Two image-based search tools are available from Europeana: vieu (European Cultural Heritage Visual Search) and VIRaL (Visual Image Retrieval and Localization).
vieu is a visual image search engine focusing on cultural heritage content. Starting from a random set of images from the available collection, one can invoke a query and get a list of matching images ranked by visual similarity. In the results page, the visual similarity score is dispayed on top of each returned image, along with two basic options. The “details” option shows how the similarity between the image and the query was determined. The “original” option links directly to the source of the original image with all related information. Currently the source of all images is the Europeana portal, where each item is also linked to the content provider. Clicking on each returned image issues a new query.
VIRaL is a content-based image search engine. The query is an image, either uploaded, fetched from a given a URL, or chosen from the VIRaL database. Given this single image, it retrieves visually similar images from the database and estimates its location. VIRaL also suggests tags that may be attached to the query image, identifies known landmarks or points of interest, and provides links to relevant Wikipedia articles.
VIRaL also includes two additional functions: VIRaL Explore, which enables browsing of the entire VIRaL image collection on the world map, and VIRaL Routes, which constructs a route on a map showing icons of places visited (after images are processed and grouped with appropriate location information offline). An example of VIRaL Routes is depicted above.
Google Goggles is a mobile app that uses images to search the Internet.

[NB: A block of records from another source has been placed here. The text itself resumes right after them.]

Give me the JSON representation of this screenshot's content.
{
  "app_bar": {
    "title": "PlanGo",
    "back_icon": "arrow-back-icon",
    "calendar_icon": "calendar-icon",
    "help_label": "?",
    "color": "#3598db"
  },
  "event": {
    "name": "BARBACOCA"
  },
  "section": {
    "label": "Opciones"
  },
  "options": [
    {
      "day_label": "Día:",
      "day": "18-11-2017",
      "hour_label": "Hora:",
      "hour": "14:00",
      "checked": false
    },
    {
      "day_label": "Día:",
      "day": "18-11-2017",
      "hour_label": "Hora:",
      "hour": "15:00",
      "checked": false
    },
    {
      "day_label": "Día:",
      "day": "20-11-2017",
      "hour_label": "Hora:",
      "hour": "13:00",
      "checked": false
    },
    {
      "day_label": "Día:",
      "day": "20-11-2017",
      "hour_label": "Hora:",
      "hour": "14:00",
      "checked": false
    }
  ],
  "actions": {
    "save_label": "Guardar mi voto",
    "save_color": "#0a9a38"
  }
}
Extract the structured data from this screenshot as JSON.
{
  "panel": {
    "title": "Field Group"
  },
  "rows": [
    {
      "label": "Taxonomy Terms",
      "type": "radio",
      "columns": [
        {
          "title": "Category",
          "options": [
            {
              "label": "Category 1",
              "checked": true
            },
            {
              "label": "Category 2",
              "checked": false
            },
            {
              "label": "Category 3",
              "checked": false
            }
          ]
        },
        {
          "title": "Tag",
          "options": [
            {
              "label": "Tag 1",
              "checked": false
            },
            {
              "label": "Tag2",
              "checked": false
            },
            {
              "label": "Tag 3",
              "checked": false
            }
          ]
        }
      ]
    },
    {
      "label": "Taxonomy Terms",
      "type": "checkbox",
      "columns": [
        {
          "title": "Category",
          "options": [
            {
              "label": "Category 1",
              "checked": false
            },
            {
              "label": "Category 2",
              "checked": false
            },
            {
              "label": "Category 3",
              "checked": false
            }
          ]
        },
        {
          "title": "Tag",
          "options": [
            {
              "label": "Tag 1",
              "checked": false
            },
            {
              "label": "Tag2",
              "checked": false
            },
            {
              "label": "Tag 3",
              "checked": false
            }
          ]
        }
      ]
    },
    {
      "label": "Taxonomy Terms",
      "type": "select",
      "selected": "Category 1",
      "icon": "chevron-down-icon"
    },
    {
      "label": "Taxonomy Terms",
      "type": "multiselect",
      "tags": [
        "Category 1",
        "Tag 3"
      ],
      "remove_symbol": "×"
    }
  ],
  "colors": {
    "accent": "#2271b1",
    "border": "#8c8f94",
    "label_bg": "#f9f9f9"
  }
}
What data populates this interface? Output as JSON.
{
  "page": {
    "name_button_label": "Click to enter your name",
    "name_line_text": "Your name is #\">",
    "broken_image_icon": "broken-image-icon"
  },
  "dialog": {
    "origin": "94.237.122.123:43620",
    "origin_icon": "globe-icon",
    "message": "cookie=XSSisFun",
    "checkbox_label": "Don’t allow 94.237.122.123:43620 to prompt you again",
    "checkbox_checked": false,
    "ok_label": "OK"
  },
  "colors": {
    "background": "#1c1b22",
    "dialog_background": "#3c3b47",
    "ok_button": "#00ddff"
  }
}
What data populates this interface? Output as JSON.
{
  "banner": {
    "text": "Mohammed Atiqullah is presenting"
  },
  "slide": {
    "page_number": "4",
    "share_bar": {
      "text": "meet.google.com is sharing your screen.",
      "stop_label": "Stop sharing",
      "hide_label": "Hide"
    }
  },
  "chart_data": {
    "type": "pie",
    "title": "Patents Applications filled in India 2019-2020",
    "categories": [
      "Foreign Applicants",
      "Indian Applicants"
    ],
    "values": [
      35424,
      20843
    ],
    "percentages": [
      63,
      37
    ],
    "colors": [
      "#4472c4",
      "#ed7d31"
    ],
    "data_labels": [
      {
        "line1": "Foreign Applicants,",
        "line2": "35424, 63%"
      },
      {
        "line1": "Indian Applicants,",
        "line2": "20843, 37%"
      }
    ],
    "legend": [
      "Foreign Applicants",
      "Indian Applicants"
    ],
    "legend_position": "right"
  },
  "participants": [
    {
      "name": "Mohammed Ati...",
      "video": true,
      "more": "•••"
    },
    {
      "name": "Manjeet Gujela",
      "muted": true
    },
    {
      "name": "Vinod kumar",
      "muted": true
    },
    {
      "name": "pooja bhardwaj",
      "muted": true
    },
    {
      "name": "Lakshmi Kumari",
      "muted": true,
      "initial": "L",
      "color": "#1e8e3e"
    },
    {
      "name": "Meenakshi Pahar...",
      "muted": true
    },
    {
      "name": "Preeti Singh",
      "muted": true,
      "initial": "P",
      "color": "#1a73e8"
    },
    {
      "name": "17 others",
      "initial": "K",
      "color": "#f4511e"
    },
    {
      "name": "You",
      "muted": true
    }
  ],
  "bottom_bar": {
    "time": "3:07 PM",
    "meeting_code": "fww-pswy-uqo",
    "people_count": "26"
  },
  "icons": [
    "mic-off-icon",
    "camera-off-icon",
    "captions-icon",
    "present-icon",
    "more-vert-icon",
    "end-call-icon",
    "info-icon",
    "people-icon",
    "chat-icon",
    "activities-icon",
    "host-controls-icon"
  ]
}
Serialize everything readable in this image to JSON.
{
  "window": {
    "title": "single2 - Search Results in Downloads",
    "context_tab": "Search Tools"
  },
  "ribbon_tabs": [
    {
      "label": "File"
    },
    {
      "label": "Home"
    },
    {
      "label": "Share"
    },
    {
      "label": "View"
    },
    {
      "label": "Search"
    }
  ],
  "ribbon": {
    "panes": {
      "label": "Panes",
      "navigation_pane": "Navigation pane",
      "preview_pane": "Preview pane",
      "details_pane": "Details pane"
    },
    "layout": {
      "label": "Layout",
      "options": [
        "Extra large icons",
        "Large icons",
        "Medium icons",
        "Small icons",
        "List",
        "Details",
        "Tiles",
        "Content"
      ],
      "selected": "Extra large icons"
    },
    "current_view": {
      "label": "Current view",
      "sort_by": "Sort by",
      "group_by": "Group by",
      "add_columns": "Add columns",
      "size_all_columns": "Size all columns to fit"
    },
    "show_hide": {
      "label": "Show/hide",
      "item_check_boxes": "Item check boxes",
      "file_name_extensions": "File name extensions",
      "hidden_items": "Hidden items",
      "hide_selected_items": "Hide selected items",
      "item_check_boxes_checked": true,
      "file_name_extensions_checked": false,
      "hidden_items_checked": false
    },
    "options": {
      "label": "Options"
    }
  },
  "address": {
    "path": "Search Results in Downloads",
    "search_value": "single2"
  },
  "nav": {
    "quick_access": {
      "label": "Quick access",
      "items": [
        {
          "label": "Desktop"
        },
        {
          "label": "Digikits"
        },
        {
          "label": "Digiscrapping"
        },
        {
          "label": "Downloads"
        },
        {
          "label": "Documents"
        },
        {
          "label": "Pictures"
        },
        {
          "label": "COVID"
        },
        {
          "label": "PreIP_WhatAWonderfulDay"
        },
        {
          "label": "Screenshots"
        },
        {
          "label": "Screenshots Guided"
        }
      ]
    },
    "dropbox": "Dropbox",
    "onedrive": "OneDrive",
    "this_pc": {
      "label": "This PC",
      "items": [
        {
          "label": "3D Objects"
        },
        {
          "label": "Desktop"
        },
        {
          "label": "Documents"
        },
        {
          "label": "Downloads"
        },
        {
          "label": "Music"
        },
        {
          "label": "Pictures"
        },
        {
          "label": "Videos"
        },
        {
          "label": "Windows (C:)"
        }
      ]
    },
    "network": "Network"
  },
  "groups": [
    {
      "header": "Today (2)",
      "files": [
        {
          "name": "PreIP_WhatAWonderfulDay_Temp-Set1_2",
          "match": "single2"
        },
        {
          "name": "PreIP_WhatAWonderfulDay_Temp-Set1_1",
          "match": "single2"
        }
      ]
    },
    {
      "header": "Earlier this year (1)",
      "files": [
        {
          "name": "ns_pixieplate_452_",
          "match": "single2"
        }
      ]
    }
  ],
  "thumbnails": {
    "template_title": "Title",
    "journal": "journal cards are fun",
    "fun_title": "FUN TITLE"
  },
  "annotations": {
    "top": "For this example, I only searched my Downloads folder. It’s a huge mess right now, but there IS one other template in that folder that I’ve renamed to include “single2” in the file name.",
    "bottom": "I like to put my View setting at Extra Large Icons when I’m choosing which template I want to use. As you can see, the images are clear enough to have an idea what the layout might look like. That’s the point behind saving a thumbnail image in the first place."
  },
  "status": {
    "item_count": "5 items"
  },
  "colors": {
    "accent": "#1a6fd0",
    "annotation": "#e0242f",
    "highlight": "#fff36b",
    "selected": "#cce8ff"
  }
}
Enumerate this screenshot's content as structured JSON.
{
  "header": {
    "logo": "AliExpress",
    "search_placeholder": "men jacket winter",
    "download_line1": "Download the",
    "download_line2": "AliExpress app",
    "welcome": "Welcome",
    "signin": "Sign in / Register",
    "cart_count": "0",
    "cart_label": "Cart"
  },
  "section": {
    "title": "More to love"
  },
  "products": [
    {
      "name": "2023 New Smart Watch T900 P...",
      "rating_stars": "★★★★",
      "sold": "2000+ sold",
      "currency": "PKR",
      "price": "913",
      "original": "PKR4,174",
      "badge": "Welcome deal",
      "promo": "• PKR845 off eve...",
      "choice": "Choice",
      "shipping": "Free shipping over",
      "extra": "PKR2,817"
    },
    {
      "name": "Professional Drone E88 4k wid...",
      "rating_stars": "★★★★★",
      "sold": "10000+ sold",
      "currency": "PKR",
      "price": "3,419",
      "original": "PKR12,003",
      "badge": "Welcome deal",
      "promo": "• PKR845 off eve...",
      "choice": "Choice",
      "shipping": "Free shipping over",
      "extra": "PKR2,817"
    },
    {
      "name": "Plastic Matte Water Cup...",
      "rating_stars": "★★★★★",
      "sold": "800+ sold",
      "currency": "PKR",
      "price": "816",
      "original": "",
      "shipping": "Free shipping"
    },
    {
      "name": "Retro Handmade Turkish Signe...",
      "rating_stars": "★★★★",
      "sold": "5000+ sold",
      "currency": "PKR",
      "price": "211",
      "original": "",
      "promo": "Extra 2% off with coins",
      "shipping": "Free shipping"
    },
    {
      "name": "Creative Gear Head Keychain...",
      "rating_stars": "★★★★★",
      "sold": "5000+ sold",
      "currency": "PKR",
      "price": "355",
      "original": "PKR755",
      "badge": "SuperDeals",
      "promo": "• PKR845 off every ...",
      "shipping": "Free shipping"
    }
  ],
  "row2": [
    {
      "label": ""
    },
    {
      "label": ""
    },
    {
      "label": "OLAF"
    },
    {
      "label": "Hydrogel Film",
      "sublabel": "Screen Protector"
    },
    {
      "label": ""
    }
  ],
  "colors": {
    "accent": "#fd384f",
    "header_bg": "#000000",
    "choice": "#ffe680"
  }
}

Not long ago Google introduced their reverse-image search to the web; the concept of Google Goggles is similar, but takes functionality even further. For example: not sure who designed that famous building you’re seeing as a tourist in Rome? Having trouble translating that Italian dinner menu? Want more information about a book, logo, bottle of wine, or painting? There’s now an app for that!
Additionally, in collaboration with Google, the Metropolitan Museum of Art has made 76,000 two-dimensional works of art from their collection accessible through Google Goggles. If you want to know more about a work of art exhibited in the museum, you can take a picture and search for it via Google Goggles to quickly see authoritative and contextual information from the Met. This information will also display if you see a work belonging to the Met in a book, on a banner, or elsewhere in the world. Check out this video from the Metropolitan Museum of Art for an illustrated introduction to the partnership.
The app is free and available on both iPhone (iOS 4.0) and Android (2.1+) platforms. If you’ve already downloaded iOS 5.0 for iPhone, the app won’t work, but we hope that a fix for this is under development!
Via Technology in the Arts.
Did you know? You can now drag image files from your computer into the Google Image search bar to perform an image-based search. Like Tineye, this ability to do a reverse search for images may help users connect images lacking data with information on the Internet. Google will also tell you the pixel dimensions of your image and link to alternate sizes, if available.
Last week CLAROS launched its first public web-based search interface, allowing users to discover digital resources from multiple collections of international art at once. Emphasis is placed on the art of Ancient Greece and Rome.
Based at the e-Research Centre in Oxford, CLAROS is an international research collaboration to enable simultaneous searching of major collections of digital material about archaeology and art in university research institutes and museums. It contains material from a wide range of data partners, including the Beazley Archive, various digital archives in the Ashmolean Museum, the Arachne archive, the Lexicon of Greek Personal Names, and the Lexicon Iconographicum Mythologiae Classicae, recording over 2 million objects, places, photographs, and people.
CLAROS provides keyword searching as well as browsing based on category, place, period, text and collection. It also performs reverse image searches of pottery and sculpture. This means users can upload an image or point to an image on the web and CLAROS will try to match it with those in the collections.
Via CLAROS: The World of Art on the Semantic Web
TinEye is a reverse image search engine. You can submit an image to TinEye to find out where it came from, how it is being used, if modified versions of the image exist, or to find higher resolution versions. TinEye is the first image search engine on the web to use image identification technology rather than keywords, metadata or watermarks.
TinEye is a helpful tool for identifying stray images as well. A stray slide without a label or a digital file without proper metadata may be uploaded and compared to similar images on the web. For answers to frequently asked questions about TinEye, or to view a short instructional video, click here.